Dataset entries:
####
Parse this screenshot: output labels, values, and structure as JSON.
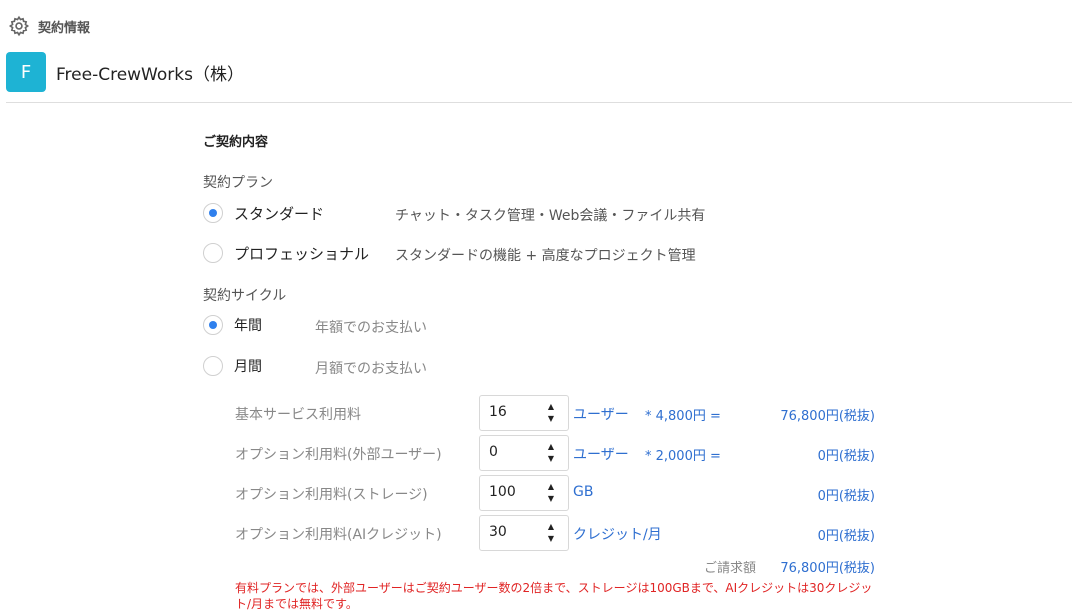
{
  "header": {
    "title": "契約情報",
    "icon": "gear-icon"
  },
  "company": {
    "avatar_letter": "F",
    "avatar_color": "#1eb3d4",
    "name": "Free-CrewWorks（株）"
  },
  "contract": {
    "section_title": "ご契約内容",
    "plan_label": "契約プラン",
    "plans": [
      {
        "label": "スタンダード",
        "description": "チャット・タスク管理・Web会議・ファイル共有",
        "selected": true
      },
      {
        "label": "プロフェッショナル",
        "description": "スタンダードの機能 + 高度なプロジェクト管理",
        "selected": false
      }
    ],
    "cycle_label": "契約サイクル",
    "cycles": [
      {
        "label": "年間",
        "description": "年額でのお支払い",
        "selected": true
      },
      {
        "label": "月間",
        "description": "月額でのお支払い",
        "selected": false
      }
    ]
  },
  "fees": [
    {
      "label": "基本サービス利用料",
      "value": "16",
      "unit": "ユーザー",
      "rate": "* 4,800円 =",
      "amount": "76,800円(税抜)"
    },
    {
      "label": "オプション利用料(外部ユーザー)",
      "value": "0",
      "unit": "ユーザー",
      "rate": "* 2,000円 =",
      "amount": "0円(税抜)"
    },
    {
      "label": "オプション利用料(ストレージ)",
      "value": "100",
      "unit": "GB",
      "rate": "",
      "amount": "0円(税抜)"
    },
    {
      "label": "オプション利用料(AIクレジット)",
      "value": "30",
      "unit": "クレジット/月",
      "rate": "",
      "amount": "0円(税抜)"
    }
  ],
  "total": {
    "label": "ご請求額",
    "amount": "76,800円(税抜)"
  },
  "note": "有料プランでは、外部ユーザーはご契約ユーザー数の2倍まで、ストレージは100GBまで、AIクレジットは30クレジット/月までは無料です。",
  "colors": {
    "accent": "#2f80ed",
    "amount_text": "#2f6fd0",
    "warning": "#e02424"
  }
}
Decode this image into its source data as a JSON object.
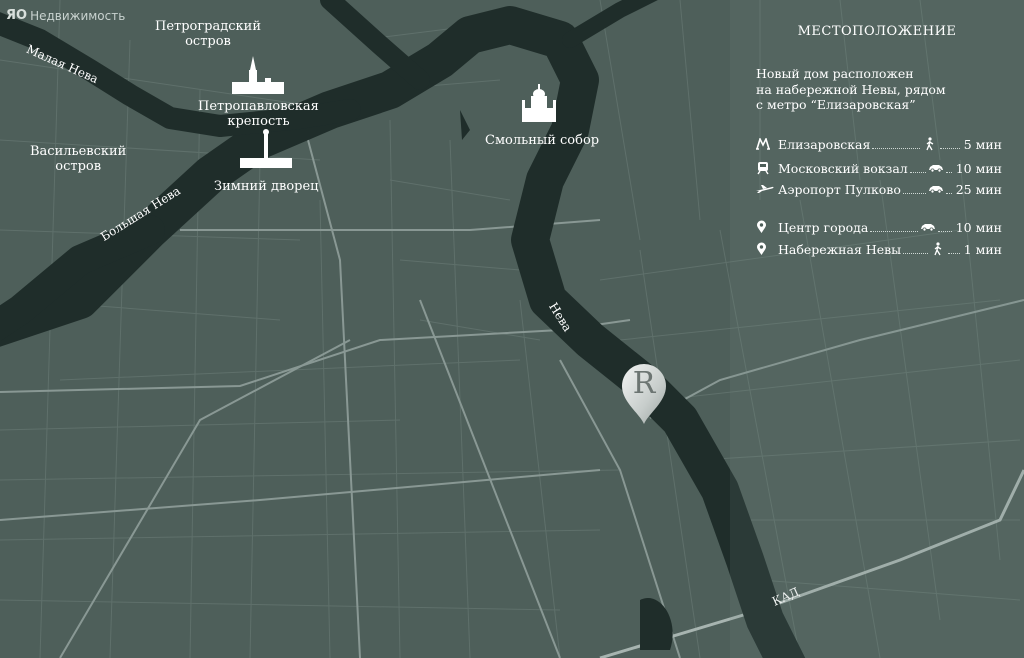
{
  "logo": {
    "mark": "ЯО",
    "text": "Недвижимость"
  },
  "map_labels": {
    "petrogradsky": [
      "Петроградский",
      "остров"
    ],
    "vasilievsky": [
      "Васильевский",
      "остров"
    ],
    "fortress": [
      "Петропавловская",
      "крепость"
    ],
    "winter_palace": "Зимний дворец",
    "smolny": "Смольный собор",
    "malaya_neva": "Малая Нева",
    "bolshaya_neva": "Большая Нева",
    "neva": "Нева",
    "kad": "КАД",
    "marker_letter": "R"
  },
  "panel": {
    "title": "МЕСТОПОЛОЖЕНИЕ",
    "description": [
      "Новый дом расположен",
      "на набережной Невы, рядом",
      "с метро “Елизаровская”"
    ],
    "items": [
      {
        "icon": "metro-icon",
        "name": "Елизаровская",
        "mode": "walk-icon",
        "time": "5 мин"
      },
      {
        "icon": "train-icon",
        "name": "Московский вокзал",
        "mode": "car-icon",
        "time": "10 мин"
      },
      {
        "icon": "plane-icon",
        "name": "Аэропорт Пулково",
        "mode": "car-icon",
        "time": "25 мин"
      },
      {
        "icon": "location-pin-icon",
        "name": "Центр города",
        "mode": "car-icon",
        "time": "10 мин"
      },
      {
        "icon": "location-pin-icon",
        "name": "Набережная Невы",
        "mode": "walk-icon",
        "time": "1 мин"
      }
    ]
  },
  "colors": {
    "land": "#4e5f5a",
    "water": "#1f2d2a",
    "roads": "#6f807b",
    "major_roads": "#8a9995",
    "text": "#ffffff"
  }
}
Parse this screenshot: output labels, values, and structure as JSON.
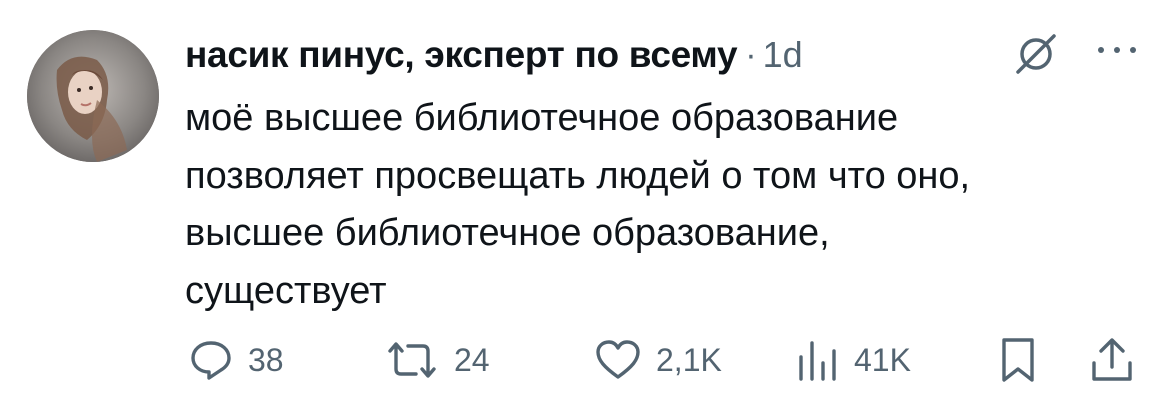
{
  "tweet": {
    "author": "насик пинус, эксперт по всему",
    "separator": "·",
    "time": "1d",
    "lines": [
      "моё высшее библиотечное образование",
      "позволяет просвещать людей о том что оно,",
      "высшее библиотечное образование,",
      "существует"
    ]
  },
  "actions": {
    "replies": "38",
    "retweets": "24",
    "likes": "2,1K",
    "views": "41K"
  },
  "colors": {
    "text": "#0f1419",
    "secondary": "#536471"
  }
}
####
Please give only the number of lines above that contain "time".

Solution to this problem:
6